[Start of Attachment]

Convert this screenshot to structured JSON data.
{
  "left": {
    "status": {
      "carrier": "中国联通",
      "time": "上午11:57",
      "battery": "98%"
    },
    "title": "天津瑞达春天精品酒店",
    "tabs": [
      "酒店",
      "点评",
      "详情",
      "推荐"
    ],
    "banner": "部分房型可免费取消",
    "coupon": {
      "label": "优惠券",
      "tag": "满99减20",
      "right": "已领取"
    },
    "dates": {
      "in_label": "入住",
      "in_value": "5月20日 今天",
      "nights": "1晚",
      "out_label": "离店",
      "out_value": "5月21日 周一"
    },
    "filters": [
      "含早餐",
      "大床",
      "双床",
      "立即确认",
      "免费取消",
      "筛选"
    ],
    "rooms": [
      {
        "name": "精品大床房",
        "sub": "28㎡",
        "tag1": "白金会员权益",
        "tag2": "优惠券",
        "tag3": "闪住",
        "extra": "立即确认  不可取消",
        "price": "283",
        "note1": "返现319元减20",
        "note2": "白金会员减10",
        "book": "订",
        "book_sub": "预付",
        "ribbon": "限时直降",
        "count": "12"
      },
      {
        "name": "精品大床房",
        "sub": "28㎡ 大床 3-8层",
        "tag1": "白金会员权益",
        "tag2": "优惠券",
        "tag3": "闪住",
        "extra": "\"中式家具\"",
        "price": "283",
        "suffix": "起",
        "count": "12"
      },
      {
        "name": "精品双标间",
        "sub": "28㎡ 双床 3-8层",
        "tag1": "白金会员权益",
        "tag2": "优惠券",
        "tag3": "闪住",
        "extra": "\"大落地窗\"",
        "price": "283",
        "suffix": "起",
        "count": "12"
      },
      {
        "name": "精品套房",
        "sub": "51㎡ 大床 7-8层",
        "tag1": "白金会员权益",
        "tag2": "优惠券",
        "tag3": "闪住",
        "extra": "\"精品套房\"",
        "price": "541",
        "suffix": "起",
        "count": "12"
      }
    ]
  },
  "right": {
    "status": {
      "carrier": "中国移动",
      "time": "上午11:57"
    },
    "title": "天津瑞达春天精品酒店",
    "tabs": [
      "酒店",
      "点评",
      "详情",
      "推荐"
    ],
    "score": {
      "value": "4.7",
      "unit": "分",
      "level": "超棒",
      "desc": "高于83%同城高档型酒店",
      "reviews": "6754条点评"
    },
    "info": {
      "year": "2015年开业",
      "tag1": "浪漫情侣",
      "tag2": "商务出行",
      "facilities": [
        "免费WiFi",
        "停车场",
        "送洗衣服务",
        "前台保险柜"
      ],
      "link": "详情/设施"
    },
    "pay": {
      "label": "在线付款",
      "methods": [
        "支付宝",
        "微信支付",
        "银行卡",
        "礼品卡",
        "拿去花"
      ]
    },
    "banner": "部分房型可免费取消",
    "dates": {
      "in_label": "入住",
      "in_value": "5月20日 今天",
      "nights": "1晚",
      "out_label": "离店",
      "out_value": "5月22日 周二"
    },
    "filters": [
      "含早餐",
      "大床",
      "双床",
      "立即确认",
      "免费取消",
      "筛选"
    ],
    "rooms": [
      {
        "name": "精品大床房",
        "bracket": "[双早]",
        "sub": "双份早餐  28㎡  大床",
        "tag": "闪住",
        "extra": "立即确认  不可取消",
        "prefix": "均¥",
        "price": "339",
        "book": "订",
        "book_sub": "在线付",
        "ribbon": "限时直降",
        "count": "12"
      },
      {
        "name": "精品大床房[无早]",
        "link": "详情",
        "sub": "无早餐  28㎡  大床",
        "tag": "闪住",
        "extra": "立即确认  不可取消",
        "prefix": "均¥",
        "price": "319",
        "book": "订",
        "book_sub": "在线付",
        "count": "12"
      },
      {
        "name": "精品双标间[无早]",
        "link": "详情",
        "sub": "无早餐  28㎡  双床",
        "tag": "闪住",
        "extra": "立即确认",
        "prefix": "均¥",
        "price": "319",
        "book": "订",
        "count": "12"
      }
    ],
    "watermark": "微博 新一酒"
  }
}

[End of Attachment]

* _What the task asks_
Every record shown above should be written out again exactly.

* _Problem solution_
Convert this screenshot to structured JSON data.
{
  "left": {
    "status": {
      "carrier": "中国联通",
      "time": "上午11:57",
      "battery": "98%"
    },
    "title": "天津瑞达春天精品酒店",
    "tabs": [
      "酒店",
      "点评",
      "详情",
      "推荐"
    ],
    "banner": "部分房型可免费取消",
    "coupon": {
      "label": "优惠券",
      "tag": "满99减20",
      "right": "已领取"
    },
    "dates": {
      "in_label": "入住",
      "in_value": "5月20日 今天",
      "nights": "1晚",
      "out_label": "离店",
      "out_value": "5月21日 周一"
    },
    "filters": [
      "含早餐",
      "大床",
      "双床",
      "立即确认",
      "免费取消",
      "筛选"
    ],
    "rooms": [
      {
        "name": "精品大床房",
        "sub": "28㎡",
        "tag1": "白金会员权益",
        "tag2": "优惠券",
        "tag3": "闪住",
        "extra": "立即确认  不可取消",
        "price": "283",
        "note1": "返现319元减20",
        "note2": "白金会员减10",
        "book": "订",
        "book_sub": "预付",
        "ribbon": "限时直降",
        "count": "12"
      },
      {
        "name": "精品大床房",
        "sub": "28㎡ 大床 3-8层",
        "tag1": "白金会员权益",
        "tag2": "优惠券",
        "tag3": "闪住",
        "extra": "\"中式家具\"",
        "price": "283",
        "suffix": "起",
        "count": "12"
      },
      {
        "name": "精品双标间",
        "sub": "28㎡ 双床 3-8层",
        "tag1": "白金会员权益",
        "tag2": "优惠券",
        "tag3": "闪住",
        "extra": "\"大落地窗\"",
        "price": "283",
        "suffix": "起",
        "count": "12"
      },
      {
        "name": "精品套房",
        "sub": "51㎡ 大床 7-8层",
        "tag1": "白金会员权益",
        "tag2": "优惠券",
        "tag3": "闪住",
        "extra": "\"精品套房\"",
        "price": "541",
        "suffix": "起",
        "count": "12"
      }
    ]
  },
  "right": {
    "status": {
      "carrier": "中国移动",
      "time": "上午11:57"
    },
    "title": "天津瑞达春天精品酒店",
    "tabs": [
      "酒店",
      "点评",
      "详情",
      "推荐"
    ],
    "score": {
      "value": "4.7",
      "unit": "分",
      "level": "超棒",
      "desc": "高于83%同城高档型酒店",
      "reviews": "6754条点评"
    },
    "info": {
      "year": "2015年开业",
      "tag1": "浪漫情侣",
      "tag2": "商务出行",
      "facilities": [
        "免费WiFi",
        "停车场",
        "送洗衣服务",
        "前台保险柜"
      ],
      "link": "详情/设施"
    },
    "pay": {
      "label": "在线付款",
      "methods": [
        "支付宝",
        "微信支付",
        "银行卡",
        "礼品卡",
        "拿去花"
      ]
    },
    "banner": "部分房型可免费取消",
    "dates": {
      "in_label": "入住",
      "in_value": "5月20日 今天",
      "nights": "1晚",
      "out_label": "离店",
      "out_value": "5月22日 周二"
    },
    "filters": [
      "含早餐",
      "大床",
      "双床",
      "立即确认",
      "免费取消",
      "筛选"
    ],
    "rooms": [
      {
        "name": "精品大床房",
        "bracket": "[双早]",
        "sub": "双份早餐  28㎡  大床",
        "tag": "闪住",
        "extra": "立即确认  不可取消",
        "prefix": "均¥",
        "price": "339",
        "book": "订",
        "book_sub": "在线付",
        "ribbon": "限时直降",
        "count": "12"
      },
      {
        "name": "精品大床房[无早]",
        "link": "详情",
        "sub": "无早餐  28㎡  大床",
        "tag": "闪住",
        "extra": "立即确认  不可取消",
        "prefix": "均¥",
        "price": "319",
        "book": "订",
        "book_sub": "在线付",
        "count": "12"
      },
      {
        "name": "精品双标间[无早]",
        "link": "详情",
        "sub": "无早餐  28㎡  双床",
        "tag": "闪住",
        "extra": "立即确认",
        "prefix": "均¥",
        "price": "319",
        "book": "订",
        "count": "12"
      }
    ],
    "watermark": "微博 新一酒"
  }
}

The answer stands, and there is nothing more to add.